Jade Mountain Syrah 2003
Three Napa Valley vineyards added to the layers of complexity in this Syrah: Juliana Vineyard in Pope Valley provided deep ripe fruit and inky color, Voss Vineyard in Rutherford provided elegance and silky texture while Clarke Vineyard in the southern-most section of Napa in American Canyon gave cool climate finesse blended with wild strawberry aromas and dense dark chocolate.
The 2003 vintage was a great year for Syrah in Napa Valley. Mild weather punctuated by a few nasty heat spikes was followed by a long fall season, allowing concentration in the grapes. Some shrivel and slight raisining gave a real punch to the flavors and jammy aromas to the crushed fruit.
Paras Vineyard, Jade Mountain's flagship vineyard, rests on the upper slopes of Mount Veeder, overlooking the Napa Valley. With rocky vine terraces and eastern exposures reminiscent of the finest Northern Rhône vineyards, Paras Vineyard grows Syrah and other Rhône grapes of truly exciting quality.

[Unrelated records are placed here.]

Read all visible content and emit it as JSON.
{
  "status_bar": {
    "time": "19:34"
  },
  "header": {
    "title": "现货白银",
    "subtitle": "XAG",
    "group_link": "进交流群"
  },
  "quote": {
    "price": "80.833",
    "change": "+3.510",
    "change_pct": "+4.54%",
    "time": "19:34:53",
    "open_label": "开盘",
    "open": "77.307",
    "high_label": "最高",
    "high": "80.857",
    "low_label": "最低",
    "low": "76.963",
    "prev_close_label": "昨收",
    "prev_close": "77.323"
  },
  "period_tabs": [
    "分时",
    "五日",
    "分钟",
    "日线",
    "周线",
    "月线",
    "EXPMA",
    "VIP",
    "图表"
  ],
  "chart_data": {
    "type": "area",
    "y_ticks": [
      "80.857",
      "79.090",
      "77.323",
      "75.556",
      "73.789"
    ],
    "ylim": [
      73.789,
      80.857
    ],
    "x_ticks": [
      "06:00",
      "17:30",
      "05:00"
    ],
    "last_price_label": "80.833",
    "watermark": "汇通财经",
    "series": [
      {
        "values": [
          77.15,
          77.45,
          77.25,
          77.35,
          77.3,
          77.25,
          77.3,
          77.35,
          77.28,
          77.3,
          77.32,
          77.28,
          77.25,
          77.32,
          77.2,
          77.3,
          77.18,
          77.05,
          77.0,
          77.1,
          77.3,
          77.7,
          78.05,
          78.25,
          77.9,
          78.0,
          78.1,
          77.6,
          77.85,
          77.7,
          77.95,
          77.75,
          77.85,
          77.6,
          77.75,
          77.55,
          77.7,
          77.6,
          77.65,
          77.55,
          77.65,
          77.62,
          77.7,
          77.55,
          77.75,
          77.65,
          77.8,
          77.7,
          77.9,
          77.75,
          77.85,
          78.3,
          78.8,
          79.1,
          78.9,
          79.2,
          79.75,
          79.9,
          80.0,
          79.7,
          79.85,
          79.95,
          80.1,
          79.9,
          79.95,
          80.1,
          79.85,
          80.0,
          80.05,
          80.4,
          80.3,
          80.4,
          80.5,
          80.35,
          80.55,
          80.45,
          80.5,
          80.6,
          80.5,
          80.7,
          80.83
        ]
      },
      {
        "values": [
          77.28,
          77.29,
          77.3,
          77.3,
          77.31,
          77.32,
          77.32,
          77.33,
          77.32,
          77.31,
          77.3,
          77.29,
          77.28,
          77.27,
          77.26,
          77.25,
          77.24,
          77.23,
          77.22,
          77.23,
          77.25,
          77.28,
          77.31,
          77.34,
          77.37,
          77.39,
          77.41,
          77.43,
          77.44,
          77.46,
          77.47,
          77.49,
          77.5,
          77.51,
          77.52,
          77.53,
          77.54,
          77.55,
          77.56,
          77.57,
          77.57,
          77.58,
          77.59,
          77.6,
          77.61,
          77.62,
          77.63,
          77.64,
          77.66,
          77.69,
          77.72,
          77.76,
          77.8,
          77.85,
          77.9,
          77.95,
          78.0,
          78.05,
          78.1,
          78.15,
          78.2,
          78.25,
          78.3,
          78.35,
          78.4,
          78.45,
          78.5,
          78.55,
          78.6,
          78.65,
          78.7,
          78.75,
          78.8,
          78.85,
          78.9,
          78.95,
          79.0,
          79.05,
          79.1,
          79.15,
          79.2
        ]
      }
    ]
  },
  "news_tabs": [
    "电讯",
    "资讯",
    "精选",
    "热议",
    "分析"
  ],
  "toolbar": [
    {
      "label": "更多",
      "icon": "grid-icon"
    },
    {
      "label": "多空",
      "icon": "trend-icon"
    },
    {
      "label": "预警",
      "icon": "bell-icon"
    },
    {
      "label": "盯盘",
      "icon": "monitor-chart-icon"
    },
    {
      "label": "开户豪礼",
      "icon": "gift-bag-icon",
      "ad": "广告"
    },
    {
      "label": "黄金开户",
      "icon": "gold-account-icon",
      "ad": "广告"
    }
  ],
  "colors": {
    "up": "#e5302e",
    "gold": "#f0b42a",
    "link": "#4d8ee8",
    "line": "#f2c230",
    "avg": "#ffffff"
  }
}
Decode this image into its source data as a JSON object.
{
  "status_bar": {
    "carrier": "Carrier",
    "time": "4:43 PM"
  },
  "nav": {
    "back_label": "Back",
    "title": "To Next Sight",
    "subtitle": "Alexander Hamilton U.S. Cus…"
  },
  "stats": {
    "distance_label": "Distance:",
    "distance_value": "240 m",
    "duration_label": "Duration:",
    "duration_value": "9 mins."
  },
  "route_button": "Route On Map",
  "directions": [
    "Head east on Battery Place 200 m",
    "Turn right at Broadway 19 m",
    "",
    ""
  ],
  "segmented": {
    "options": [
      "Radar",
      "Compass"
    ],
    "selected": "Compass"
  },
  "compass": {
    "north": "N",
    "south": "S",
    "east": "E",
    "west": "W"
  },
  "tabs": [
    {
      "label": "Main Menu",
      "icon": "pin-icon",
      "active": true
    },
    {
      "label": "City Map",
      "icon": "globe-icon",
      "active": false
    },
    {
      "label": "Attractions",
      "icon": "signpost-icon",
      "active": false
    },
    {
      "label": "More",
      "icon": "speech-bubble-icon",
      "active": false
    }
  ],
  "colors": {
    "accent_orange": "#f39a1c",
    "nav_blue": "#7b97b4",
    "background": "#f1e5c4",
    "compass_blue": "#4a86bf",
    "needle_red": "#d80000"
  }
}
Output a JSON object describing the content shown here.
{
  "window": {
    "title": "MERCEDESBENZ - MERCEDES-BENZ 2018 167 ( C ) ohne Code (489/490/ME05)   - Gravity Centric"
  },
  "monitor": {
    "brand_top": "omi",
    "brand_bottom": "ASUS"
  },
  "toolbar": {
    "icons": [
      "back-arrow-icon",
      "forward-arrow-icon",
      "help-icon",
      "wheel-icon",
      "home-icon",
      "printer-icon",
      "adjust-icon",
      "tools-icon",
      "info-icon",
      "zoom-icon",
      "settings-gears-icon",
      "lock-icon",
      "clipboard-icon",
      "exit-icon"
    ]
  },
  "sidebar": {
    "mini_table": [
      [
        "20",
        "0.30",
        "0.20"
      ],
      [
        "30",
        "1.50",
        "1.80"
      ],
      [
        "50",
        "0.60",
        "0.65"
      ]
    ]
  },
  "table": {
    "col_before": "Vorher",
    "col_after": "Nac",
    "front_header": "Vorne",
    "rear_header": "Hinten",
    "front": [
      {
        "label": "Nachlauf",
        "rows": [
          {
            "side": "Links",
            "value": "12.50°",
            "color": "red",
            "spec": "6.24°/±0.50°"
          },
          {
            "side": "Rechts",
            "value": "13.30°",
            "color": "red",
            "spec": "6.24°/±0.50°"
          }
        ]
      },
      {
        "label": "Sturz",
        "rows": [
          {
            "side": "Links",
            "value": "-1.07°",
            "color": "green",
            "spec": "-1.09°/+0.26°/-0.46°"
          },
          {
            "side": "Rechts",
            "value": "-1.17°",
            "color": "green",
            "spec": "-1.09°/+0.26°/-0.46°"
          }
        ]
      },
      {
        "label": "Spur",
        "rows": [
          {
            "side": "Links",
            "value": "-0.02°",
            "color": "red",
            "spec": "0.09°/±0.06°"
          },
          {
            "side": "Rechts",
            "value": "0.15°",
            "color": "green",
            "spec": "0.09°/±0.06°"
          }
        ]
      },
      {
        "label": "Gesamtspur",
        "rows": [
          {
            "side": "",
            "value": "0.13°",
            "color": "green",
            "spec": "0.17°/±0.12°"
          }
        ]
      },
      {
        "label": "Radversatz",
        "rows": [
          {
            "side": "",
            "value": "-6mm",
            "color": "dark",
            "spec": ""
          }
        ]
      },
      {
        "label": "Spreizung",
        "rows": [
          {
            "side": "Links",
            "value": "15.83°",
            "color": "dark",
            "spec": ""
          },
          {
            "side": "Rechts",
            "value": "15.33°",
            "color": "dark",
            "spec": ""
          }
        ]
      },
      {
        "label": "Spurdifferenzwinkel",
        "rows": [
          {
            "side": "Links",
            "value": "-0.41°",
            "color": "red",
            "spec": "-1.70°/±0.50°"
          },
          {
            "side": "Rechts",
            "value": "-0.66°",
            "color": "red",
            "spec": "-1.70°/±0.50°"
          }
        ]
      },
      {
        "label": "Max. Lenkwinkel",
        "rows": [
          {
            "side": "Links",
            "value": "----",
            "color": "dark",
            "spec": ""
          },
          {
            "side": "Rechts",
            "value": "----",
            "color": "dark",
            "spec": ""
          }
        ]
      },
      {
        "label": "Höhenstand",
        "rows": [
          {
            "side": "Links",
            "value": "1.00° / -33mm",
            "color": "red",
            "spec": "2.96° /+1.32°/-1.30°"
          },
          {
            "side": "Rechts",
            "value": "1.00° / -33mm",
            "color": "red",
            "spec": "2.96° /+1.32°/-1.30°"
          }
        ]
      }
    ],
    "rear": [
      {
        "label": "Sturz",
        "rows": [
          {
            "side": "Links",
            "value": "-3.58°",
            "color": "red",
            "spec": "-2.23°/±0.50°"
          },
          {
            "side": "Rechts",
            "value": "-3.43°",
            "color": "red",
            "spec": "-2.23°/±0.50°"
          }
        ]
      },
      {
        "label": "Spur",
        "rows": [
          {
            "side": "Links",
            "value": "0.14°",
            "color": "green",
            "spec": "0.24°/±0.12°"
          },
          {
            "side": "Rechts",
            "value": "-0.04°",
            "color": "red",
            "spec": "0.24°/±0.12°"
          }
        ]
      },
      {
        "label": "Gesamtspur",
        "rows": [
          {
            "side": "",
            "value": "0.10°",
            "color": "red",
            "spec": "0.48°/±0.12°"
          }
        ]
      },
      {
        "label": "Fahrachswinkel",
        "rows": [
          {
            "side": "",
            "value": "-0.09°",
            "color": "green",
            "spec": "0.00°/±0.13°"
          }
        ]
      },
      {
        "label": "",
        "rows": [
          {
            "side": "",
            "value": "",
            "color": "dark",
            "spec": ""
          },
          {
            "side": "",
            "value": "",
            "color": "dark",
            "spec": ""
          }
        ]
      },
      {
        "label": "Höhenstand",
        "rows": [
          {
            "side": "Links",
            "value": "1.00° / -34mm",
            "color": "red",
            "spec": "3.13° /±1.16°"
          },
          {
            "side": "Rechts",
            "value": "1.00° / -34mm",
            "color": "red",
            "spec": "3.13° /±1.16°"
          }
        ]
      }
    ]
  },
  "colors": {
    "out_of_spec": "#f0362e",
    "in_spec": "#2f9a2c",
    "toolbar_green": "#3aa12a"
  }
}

From this and other select vineyards, Jade Mountain creates Syrah, Mourvèdre, Viognier and a proprietary southern Rhône-style blend called La Provençale
Jade Mountain uses only the highest-quality grapes and practices traditional winemaking techniques to produce wines displaying intense fruit and spice and silky smoothness on the palate. These wines are appealing in their youth as well as eminently age-worthy.
Undoubtedly proving its merit over and over, Napa Valley is a now a leading force in the world of prestigious red wine regions. Though Cabernet Sauvignon dominates Napa Valley, other red varieties certainly thrive here. Important but often overlooked include Merlot and other Bordeaux varieties well-regarded on their own as well as for their blending capacities. Very old vine Zinfandel represents an important historical stronghold for the region and Pinot noir is produced in the cooler southern parts, close to the San Pablo Bay.
Perfectly situated running north to south, the valley acts as a corridor, pulling cool, moist air up from the San Pablo Bay in the evenings during the hot days of the growing season, which leads to even and slow grape ripening. Furthermore the valley claims over 100 soil variations including layers of volcanic, gravel, sand and silt—a combination excellent for world-class red wine production.